--- Available data Enclosed Below ---

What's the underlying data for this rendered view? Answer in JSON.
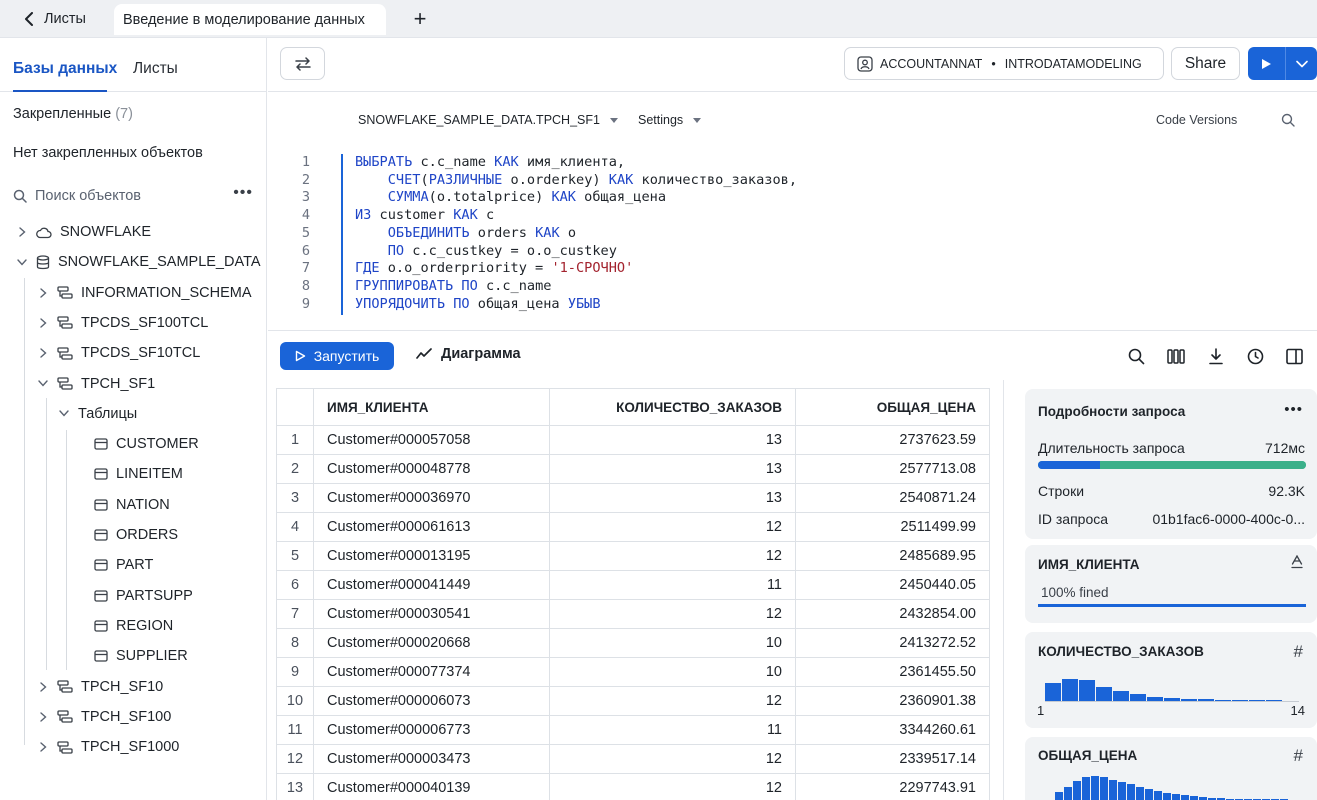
{
  "tabs": {
    "back_label": "Листы",
    "active_label": "Введение в моделирование данных",
    "new_tab_symbol": "+"
  },
  "sidebar": {
    "tabs": [
      {
        "label": "Базы данных",
        "active": true
      },
      {
        "label": "Листы",
        "active": false
      }
    ],
    "pinned_label": "Закрепленные",
    "pinned_count": "(7)",
    "no_pinned": "Нет закрепленных объектов",
    "search_placeholder": "Поиск объектов",
    "tree": [
      {
        "label": "SNOWFLAKE",
        "icon": "cloud-icon",
        "expanded": false,
        "level": 0
      },
      {
        "label": "SNOWFLAKE_SAMPLE_DATA",
        "icon": "database-icon",
        "expanded": true,
        "level": 0
      },
      {
        "label": "INFORMATION_SCHEMA",
        "icon": "schema-icon",
        "expanded": false,
        "level": 1
      },
      {
        "label": "TPCDS_SF100TCL",
        "icon": "schema-icon",
        "expanded": false,
        "level": 1
      },
      {
        "label": "TPCDS_SF10TCL",
        "icon": "schema-icon",
        "expanded": false,
        "level": 1
      },
      {
        "label": "TPCH_SF1",
        "icon": "schema-icon",
        "expanded": true,
        "level": 1
      },
      {
        "label": "Таблицы",
        "icon": "",
        "expanded": true,
        "level": 2
      },
      {
        "label": "CUSTOMER",
        "icon": "table-icon",
        "level": 3
      },
      {
        "label": "LINEITEM",
        "icon": "table-icon",
        "level": 3
      },
      {
        "label": "NATION",
        "icon": "table-icon",
        "level": 3
      },
      {
        "label": "ORDERS",
        "icon": "table-icon",
        "level": 3
      },
      {
        "label": "PART",
        "icon": "table-icon",
        "level": 3
      },
      {
        "label": "PARTSUPP",
        "icon": "table-icon",
        "level": 3
      },
      {
        "label": "REGION",
        "icon": "table-icon",
        "level": 3
      },
      {
        "label": "SUPPLIER",
        "icon": "table-icon",
        "level": 3
      },
      {
        "label": "TPCH_SF10",
        "icon": "schema-icon",
        "expanded": false,
        "level": 1
      },
      {
        "label": "TPCH_SF100",
        "icon": "schema-icon",
        "expanded": false,
        "level": 1
      },
      {
        "label": "TPCH_SF1000",
        "icon": "schema-icon",
        "expanded": false,
        "level": 1
      }
    ]
  },
  "toolbar": {
    "role": "ACCOUNTANNAT",
    "warehouse": "INTRODATAMODELING",
    "share_label": "Share"
  },
  "editor": {
    "database": "SNOWFLAKE_SAMPLE_DATA.TPCH_SF1",
    "settings_label": "Settings",
    "code_versions_label": "Code Versions",
    "lines": [
      [
        {
          "t": "ВЫБРАТЬ",
          "c": "kw"
        },
        {
          "t": " c.c_name ",
          "c": "plain"
        },
        {
          "t": "КАК",
          "c": "kw"
        },
        {
          "t": " имя_клиента,",
          "c": "plain"
        }
      ],
      [
        {
          "t": "    ",
          "c": "plain"
        },
        {
          "t": "СЧЕТ",
          "c": "kw"
        },
        {
          "t": "(",
          "c": "plain"
        },
        {
          "t": "РАЗЛИЧНЫЕ",
          "c": "kw"
        },
        {
          "t": " o.orderkey) ",
          "c": "plain"
        },
        {
          "t": "КАК",
          "c": "kw"
        },
        {
          "t": " количество_заказов,",
          "c": "plain"
        }
      ],
      [
        {
          "t": "    ",
          "c": "plain"
        },
        {
          "t": "СУММА",
          "c": "kw"
        },
        {
          "t": "(o.totalprice) ",
          "c": "plain"
        },
        {
          "t": "КАК",
          "c": "kw"
        },
        {
          "t": " общая_цена",
          "c": "plain"
        }
      ],
      [
        {
          "t": "ИЗ",
          "c": "kw"
        },
        {
          "t": " customer ",
          "c": "plain"
        },
        {
          "t": "КАК",
          "c": "kw"
        },
        {
          "t": " c",
          "c": "plain"
        }
      ],
      [
        {
          "t": "    ",
          "c": "plain"
        },
        {
          "t": "ОБЪЕДИНИТЬ",
          "c": "kw"
        },
        {
          "t": " orders ",
          "c": "plain"
        },
        {
          "t": "КАК",
          "c": "kw"
        },
        {
          "t": " o",
          "c": "plain"
        }
      ],
      [
        {
          "t": "    ",
          "c": "plain"
        },
        {
          "t": "ПО",
          "c": "kw"
        },
        {
          "t": " c.c_custkey = o.o_custkey",
          "c": "plain"
        }
      ],
      [
        {
          "t": "ГДЕ",
          "c": "kw"
        },
        {
          "t": " o.o_orderpriority = ",
          "c": "plain"
        },
        {
          "t": "'1-СРОЧНО'",
          "c": "str"
        }
      ],
      [
        {
          "t": "ГРУППИРОВАТЬ",
          "c": "kw"
        },
        {
          "t": " ",
          "c": "plain"
        },
        {
          "t": "ПО",
          "c": "kw"
        },
        {
          "t": " c.c_name",
          "c": "plain"
        }
      ],
      [
        {
          "t": "УПОРЯДОЧИТЬ",
          "c": "kw"
        },
        {
          "t": " ",
          "c": "plain"
        },
        {
          "t": "ПО",
          "c": "kw"
        },
        {
          "t": " общая_цена ",
          "c": "plain"
        },
        {
          "t": "УБЫВ",
          "c": "kw"
        }
      ]
    ]
  },
  "results": {
    "run_label": "Запустить",
    "chart_label": "Диаграмма",
    "columns": [
      "ИМЯ_КЛИЕНТА",
      "КОЛИЧЕСТВО_ЗАКАЗОВ",
      "ОБЩАЯ_ЦЕНА"
    ],
    "rows": [
      [
        "1",
        "Customer#000057058",
        "13",
        "2737623.59"
      ],
      [
        "2",
        "Customer#000048778",
        "13",
        "2577713.08"
      ],
      [
        "3",
        "Customer#000036970",
        "13",
        "2540871.24"
      ],
      [
        "4",
        "Customer#000061613",
        "12",
        "2511499.99"
      ],
      [
        "5",
        "Customer#000013195",
        "12",
        "2485689.95"
      ],
      [
        "6",
        "Customer#000041449",
        "11",
        "2450440.05"
      ],
      [
        "7",
        "Customer#000030541",
        "12",
        "2432854.00"
      ],
      [
        "8",
        "Customer#000020668",
        "10",
        "2413272.52"
      ],
      [
        "9",
        "Customer#000077374",
        "10",
        "2361455.50"
      ],
      [
        "10",
        "Customer#000006073",
        "12",
        "2360901.38"
      ],
      [
        "11",
        "Customer#000006773",
        "11",
        "3344260.61"
      ],
      [
        "12",
        "Customer#000003473",
        "12",
        "2339517.14"
      ],
      [
        "13",
        "Customer#000040139",
        "12",
        "2297743.91"
      ]
    ]
  },
  "details": {
    "title": "Подробности запроса",
    "duration_label": "Длительность запроса",
    "duration_value": "712мс",
    "duration_split": {
      "blue": 0.23,
      "green": 0.77
    },
    "rows_label": "Строки",
    "rows_value": "92.3K",
    "query_id_label": "ID запроса",
    "query_id_value": "01b1fac6-0000-400c-0..."
  },
  "col_stats": {
    "name_title": "ИМЯ_КЛИЕНТА",
    "name_filled": "100% fined",
    "name_filled_fraction": 1.0,
    "count_title": "КОЛИЧЕСТВО_ЗАКАЗОВ",
    "count_min": "1",
    "count_max": "14",
    "count_hist": [
      0.8,
      1.0,
      0.95,
      0.65,
      0.45,
      0.3,
      0.2,
      0.14,
      0.1,
      0.08,
      0.06,
      0.05,
      0.04,
      0.03
    ],
    "price_title": "ОБЩАЯ_ЦЕНА",
    "price_hist": [
      0.35,
      0.55,
      0.8,
      0.95,
      1.0,
      0.95,
      0.85,
      0.75,
      0.65,
      0.55,
      0.45,
      0.38,
      0.3,
      0.25,
      0.2,
      0.15,
      0.12,
      0.1,
      0.08,
      0.06,
      0.05,
      0.04,
      0.04,
      0.03,
      0.03,
      0.02
    ]
  },
  "colors": {
    "accent": "#1a64d8",
    "bar_blue": "#1a64d8",
    "bar_green": "#3bb08a"
  }
}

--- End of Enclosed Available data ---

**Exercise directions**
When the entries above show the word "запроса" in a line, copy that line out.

**Your solution**
    "title": "Подробности запроса",
    "duration_label": "Длительность запроса",
    "query_id_label": "ID запроса",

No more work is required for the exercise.